Oct 3, 2019

Climate denial among D.C. policymakers thrives in echo chambers

Illustration: Eniola Odetunde/Axios

The tendency for Washington policymakers to not accept mainstream climate science is growing inside echo chambers and under President Trump, according to a new peer-reviewed study.

Why it matters: The research adds some quantitative heft to the notion that Trump, who regularly dismisses and mocks climate change, is having a tangible impact among America’s most influential policy experts working inside the beltway of Washington, D.C.

Driving the news: Echo chambers — the concept that people share views only with those with similar views — have formed relatively quickly among policy leaders around misinformation of climate science under the Trump administration, according to the study, which is online but not-yet published in Environmental Research Communications.

  • “The president has empowered the people who don’t want there to be any climate policy to hunker down in their echo chambers,” says Dana Fisher, co-author and sociology professor at the University of Maryland.

Where it stands: The study surveyed and analyzed dozens of Washington elites across government, think tanks and more, over 3 separate periods: 2010, 2016 and 2017.

  • The latest year of research was the only time out of the 3 periods that the authors found echo chambers formed among those who do not accept the climate science consensus. They also found a lower tendency to agree with the statement that “human activities are an important driver of global climate change.”
  • The respondents’ names are not included in the study, but earlier research lists participating organizations, which include many congressional offices, think tanks, environmental groups and administration agencies.
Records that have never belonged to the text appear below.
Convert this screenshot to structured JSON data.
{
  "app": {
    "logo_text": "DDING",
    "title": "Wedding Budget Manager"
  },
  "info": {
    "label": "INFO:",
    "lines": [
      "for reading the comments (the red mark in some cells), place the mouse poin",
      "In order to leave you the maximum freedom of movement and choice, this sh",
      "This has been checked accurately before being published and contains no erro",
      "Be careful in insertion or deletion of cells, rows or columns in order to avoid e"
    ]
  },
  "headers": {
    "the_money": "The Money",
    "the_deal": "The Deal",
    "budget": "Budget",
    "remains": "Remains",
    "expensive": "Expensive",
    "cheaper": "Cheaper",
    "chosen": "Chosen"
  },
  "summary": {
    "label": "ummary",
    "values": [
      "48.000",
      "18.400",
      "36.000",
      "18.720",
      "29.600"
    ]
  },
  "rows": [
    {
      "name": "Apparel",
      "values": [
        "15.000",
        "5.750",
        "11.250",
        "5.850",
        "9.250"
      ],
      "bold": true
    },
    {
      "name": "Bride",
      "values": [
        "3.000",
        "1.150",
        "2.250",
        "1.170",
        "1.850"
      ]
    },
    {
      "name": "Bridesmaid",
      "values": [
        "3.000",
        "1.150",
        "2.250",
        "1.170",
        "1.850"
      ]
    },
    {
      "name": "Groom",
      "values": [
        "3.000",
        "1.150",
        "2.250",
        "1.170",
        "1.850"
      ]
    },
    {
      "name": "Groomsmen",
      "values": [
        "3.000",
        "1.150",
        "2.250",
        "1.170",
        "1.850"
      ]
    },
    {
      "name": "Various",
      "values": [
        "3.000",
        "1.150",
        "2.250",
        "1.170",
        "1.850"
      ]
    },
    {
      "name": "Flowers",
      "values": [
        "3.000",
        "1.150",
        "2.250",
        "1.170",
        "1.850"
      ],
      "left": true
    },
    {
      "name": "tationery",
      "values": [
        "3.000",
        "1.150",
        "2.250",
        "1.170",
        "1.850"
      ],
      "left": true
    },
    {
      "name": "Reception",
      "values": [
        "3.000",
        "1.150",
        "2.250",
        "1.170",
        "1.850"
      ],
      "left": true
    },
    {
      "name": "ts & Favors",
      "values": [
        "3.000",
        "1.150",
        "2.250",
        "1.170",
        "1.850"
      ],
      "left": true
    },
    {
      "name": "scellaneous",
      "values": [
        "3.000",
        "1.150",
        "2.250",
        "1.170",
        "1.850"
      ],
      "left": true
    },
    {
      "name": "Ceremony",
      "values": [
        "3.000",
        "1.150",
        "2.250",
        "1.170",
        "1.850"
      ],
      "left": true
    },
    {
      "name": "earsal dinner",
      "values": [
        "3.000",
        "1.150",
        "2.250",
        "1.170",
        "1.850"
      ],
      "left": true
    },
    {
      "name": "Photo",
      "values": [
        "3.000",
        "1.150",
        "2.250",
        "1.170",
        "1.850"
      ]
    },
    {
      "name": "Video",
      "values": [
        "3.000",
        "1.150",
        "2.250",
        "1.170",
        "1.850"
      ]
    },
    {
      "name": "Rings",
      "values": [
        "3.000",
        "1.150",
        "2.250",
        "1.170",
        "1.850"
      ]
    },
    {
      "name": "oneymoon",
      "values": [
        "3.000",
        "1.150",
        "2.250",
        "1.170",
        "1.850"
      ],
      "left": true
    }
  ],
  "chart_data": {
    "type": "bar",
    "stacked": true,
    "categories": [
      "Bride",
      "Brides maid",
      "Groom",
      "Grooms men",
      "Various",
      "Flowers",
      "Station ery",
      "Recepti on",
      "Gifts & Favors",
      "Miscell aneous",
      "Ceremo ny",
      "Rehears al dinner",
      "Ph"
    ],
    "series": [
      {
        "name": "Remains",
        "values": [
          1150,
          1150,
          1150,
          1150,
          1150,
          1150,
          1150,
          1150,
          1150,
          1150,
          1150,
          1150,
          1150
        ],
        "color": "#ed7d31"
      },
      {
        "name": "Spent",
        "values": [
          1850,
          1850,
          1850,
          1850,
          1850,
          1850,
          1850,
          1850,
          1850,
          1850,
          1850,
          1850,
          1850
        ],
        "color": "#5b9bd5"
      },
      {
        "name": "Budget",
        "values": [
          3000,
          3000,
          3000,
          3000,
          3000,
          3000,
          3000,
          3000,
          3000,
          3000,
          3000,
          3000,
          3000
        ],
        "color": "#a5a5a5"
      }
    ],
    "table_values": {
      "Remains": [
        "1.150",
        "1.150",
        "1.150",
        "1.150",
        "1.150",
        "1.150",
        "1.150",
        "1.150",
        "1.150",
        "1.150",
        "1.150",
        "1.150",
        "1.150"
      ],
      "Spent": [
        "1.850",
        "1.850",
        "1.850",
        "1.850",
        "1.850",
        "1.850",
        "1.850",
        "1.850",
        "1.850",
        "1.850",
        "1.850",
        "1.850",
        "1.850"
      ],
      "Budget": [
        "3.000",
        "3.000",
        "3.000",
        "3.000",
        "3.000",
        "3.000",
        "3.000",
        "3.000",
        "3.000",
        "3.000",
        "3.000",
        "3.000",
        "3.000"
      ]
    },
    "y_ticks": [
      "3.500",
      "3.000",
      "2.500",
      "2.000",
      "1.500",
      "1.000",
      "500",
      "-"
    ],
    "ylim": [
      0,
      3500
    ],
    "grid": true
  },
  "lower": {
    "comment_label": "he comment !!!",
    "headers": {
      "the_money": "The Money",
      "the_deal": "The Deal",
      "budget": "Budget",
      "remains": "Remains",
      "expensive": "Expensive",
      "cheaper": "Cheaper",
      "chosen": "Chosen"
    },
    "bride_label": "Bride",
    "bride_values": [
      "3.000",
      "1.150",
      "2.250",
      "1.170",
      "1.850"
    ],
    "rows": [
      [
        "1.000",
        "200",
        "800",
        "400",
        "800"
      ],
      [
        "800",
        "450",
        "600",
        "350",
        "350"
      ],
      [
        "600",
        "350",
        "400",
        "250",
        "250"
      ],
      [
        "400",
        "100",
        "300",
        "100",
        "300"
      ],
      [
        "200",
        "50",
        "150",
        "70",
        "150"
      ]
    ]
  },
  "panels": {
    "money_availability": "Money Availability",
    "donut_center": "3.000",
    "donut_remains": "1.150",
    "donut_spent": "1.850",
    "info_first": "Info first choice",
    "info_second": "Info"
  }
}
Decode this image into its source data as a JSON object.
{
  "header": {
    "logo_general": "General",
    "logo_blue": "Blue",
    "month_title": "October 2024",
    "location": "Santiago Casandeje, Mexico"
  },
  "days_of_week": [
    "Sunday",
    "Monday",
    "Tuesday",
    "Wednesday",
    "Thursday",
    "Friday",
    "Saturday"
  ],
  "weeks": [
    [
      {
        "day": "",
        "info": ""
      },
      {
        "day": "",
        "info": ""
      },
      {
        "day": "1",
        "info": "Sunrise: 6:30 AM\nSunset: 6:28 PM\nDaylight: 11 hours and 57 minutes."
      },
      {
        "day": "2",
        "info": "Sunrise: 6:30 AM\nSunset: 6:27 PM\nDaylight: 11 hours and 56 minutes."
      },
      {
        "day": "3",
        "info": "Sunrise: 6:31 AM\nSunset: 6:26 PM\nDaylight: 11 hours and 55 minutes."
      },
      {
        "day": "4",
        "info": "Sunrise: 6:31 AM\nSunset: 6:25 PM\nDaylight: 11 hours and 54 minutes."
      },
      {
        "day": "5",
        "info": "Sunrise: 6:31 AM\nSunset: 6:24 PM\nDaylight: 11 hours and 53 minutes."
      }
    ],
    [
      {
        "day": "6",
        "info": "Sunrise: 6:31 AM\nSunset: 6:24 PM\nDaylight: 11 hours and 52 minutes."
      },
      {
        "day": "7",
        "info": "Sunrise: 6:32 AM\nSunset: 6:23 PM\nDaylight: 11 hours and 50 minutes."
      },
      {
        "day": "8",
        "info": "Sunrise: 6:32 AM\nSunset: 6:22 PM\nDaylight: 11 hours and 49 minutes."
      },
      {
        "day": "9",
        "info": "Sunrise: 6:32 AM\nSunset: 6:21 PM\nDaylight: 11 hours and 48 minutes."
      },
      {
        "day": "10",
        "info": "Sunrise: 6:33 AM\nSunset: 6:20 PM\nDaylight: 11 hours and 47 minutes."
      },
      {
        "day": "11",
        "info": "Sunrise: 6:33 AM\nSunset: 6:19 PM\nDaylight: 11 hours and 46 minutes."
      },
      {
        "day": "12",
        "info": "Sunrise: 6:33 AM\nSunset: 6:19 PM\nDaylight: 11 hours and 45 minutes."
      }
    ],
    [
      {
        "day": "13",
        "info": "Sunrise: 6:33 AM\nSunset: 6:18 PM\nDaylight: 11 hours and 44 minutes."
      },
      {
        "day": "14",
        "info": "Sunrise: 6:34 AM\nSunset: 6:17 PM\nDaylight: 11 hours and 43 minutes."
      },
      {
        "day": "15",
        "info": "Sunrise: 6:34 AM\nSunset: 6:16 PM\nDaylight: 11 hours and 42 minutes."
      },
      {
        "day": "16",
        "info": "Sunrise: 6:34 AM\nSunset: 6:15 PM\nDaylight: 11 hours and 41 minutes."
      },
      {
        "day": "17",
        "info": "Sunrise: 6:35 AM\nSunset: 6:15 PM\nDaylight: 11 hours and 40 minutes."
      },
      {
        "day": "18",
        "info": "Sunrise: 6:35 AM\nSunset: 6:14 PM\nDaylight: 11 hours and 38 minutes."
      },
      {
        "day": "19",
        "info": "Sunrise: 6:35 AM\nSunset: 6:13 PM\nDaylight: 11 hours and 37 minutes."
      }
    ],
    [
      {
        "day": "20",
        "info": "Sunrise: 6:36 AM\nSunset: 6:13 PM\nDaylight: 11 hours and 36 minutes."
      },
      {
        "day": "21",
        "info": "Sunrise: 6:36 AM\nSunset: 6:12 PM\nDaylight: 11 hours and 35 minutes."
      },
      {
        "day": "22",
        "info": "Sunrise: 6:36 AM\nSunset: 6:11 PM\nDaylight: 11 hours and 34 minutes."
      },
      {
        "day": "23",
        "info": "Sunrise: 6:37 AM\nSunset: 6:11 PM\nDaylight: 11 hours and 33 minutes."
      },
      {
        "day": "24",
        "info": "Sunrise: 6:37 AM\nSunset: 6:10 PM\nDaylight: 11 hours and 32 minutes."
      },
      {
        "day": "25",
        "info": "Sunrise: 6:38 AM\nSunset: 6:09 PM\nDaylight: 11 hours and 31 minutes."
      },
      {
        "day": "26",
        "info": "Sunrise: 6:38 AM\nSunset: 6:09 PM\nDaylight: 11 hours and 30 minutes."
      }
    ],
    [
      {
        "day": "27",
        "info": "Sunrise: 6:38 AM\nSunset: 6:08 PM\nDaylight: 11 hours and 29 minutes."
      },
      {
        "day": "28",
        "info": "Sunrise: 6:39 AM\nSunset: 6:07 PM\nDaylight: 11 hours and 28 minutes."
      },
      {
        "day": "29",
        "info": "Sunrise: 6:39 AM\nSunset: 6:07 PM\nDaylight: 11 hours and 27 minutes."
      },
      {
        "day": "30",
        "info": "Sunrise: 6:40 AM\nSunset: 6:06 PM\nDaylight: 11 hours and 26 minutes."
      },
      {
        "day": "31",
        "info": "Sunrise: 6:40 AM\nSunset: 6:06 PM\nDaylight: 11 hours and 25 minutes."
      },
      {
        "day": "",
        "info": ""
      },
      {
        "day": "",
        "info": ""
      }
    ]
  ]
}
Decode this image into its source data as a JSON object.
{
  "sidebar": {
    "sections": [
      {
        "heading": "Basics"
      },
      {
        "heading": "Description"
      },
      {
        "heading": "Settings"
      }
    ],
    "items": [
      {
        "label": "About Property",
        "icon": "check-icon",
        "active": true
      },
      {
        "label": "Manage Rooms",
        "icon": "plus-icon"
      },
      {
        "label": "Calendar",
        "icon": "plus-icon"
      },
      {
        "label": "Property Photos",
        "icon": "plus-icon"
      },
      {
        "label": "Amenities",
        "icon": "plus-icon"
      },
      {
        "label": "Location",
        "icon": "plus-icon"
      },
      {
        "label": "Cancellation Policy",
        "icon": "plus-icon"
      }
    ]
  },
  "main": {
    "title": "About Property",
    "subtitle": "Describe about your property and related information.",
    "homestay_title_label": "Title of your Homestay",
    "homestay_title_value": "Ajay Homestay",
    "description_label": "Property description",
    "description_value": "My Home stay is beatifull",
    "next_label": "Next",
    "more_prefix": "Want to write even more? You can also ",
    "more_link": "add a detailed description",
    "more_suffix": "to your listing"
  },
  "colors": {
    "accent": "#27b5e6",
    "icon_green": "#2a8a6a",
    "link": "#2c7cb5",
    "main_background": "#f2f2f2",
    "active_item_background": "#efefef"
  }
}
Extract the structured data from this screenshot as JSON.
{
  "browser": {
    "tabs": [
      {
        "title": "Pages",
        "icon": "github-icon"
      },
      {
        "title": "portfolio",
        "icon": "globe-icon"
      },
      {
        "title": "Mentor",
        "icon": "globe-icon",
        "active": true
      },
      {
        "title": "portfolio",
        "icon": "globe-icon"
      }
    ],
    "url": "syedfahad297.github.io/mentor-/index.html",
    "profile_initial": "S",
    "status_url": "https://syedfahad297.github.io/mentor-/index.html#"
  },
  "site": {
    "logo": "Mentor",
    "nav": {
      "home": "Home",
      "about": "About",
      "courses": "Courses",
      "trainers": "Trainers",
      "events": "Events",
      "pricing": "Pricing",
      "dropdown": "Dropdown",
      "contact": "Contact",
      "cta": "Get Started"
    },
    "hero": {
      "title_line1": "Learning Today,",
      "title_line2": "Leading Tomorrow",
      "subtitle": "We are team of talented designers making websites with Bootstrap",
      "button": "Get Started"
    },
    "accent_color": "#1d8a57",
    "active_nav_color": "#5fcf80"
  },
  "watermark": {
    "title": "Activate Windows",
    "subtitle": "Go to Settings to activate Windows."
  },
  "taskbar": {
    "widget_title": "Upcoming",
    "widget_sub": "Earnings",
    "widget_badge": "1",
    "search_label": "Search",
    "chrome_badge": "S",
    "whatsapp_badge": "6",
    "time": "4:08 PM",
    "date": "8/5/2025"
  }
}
The big picture: This trend is at complete odds with climate change and the science underpinning it. Nearly all scientists agree that human activity is a dominant cause of Earth’s temperature rise over the last century, and connections between that and extreme weather are getting clearer — both in real life and in research.

Go deeper: The stark reality of the IPCC's 1.5-degree climate report

Go deeper

Not a hoax or an emergency: What swing voters think of climate change

Illustration: Aïda Amer/Axios

Swing voters in three of America’s top battleground states say climate change is a concern, but not an urgent crisis.

The big picture: The results of focus groups in Ohio, Minnesota and Wisconsin suggest that some of America’s swing voters have views on climate change that are in between Democratic presidential candidates, who think it’s a crisis, and President Trump, who dismisses it altogether.

Go deeperArrowOct 21, 2019

Mulvaney says climate change will not be on agenda for G7 summit

Acting White House Chief of Staff Mick Mulvaney said Thursday that climate change will not be on the agenda at next year's G7 summit, which will be hosted at the Trump National Doral Miami resort.

Go deeperArrowOct 17, 2019

New climate consensus moves forward without the U.S.

Photo Illustration: Sarah Grillo/Axios. Photos by Win McNamee, Alex Wong, Horacio Villalobos - Corbis/Corbis, Oliver Douliery/AFP, and Noam Galai Via Getty Images

The world's top economic institutions are going deeper in the fight against climate change, and central banks are re-evaluating policies and pushing new principles to integrate climate-related risks into financial supervision, leaving the U.S. behind.

On one side: The effects of climate change are everywhere, European Central Bank chief economist Philip Lane said during the IMF's fall meetings last week.

Go deeperArrowOct 22, 2019